Goal of the exercise: Copy out each line of the data below in which "password" appears.

Stored items
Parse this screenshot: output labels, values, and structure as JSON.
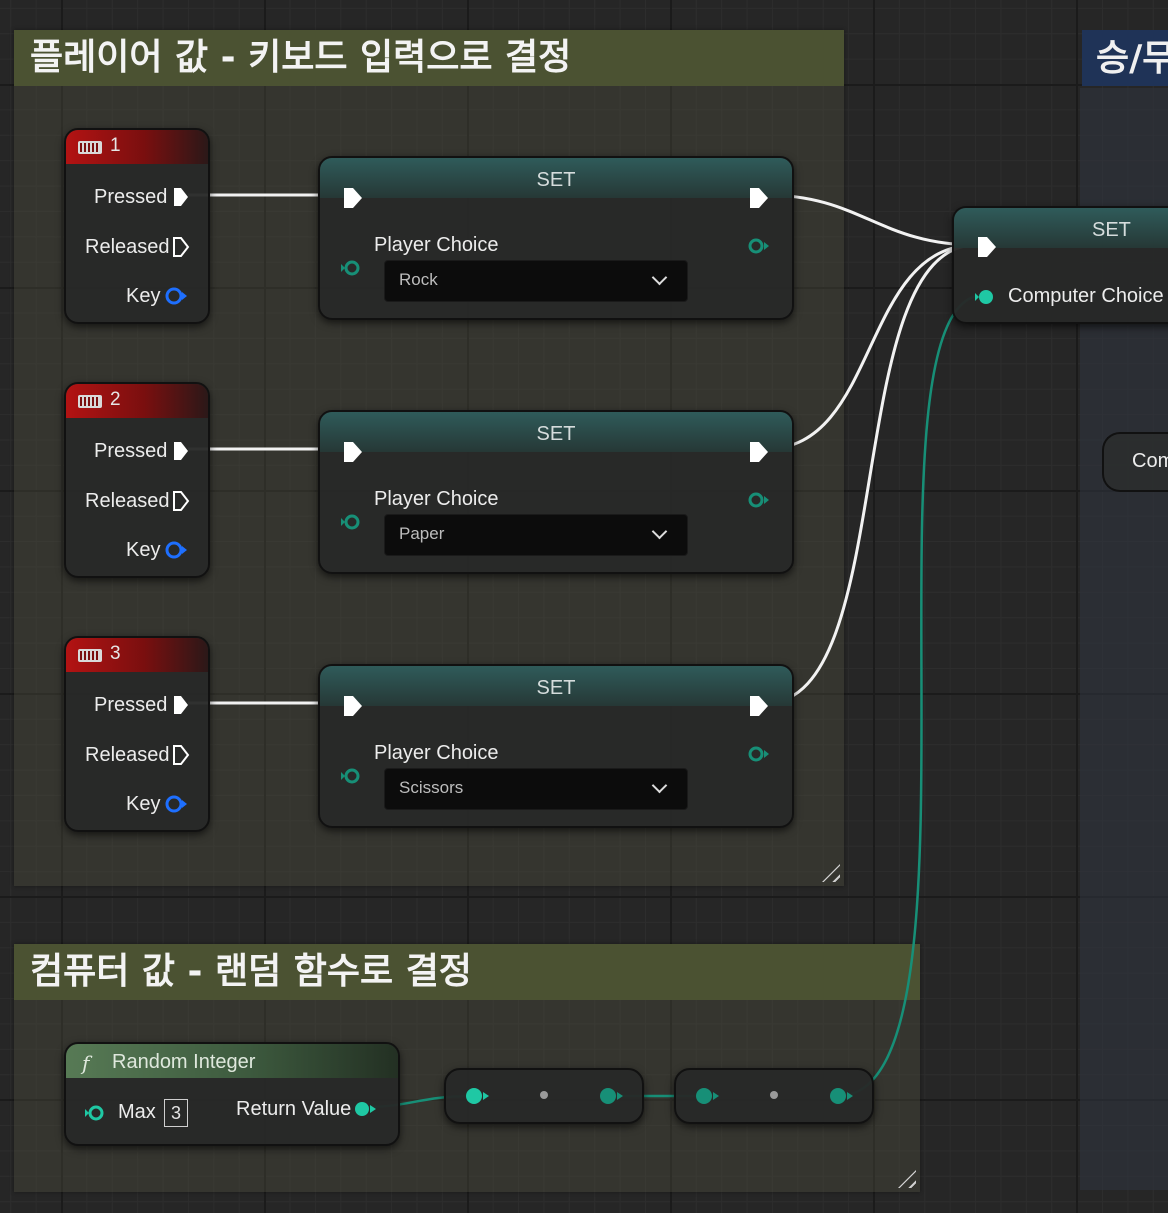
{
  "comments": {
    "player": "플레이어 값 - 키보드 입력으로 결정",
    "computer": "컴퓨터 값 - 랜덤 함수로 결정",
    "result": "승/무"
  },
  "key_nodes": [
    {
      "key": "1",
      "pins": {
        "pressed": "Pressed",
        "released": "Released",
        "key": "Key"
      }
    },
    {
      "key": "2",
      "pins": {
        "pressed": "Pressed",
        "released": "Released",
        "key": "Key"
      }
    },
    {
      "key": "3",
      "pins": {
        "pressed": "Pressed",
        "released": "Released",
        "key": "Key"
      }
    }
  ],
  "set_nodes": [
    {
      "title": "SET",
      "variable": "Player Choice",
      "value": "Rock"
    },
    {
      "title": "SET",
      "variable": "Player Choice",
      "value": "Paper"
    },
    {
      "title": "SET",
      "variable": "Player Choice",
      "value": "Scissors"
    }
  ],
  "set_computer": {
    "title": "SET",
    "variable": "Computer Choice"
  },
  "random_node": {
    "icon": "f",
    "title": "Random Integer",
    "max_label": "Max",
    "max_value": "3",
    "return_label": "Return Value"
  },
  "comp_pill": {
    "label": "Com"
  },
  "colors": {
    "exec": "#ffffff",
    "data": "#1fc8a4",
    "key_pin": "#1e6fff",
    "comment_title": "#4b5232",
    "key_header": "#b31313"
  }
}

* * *

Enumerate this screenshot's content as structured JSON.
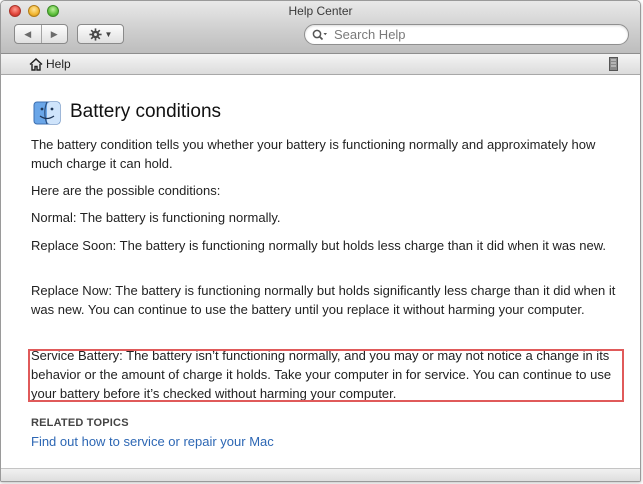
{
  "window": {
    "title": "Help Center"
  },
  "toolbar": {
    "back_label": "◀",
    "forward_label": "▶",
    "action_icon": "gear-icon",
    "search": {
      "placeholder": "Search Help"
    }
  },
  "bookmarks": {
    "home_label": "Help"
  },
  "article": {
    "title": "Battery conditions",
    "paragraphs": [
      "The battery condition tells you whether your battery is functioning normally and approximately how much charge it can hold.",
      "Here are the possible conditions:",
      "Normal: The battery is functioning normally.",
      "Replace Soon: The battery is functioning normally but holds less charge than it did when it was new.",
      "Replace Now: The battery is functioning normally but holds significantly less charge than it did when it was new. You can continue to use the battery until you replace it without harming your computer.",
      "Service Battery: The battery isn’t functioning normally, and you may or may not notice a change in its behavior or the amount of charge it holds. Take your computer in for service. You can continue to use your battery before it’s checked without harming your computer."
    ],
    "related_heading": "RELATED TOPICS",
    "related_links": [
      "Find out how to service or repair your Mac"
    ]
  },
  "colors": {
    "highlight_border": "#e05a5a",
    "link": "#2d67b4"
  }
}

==

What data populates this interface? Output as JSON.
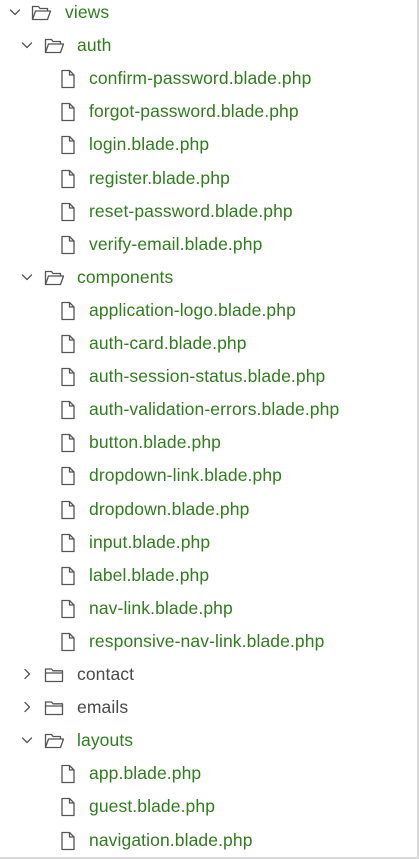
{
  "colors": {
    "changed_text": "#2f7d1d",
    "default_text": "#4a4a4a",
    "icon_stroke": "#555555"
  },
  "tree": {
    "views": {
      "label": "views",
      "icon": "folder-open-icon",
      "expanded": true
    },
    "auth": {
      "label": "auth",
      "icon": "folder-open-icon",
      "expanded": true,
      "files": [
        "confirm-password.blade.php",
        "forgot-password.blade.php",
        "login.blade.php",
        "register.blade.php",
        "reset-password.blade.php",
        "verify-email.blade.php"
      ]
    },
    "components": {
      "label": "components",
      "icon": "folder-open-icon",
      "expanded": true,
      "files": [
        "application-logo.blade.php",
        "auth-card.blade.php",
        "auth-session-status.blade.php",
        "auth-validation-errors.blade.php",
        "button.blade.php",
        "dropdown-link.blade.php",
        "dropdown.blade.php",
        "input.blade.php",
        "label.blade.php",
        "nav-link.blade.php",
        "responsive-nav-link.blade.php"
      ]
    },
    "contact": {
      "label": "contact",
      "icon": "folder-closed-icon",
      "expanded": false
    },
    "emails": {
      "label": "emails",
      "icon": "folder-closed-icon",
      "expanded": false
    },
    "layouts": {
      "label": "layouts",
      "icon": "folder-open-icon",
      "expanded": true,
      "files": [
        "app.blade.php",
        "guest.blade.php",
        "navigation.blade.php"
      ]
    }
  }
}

Solved exercise:
        "confirm-password.blade.php",
        "forgot-password.blade.php",
        "reset-password.blade.php",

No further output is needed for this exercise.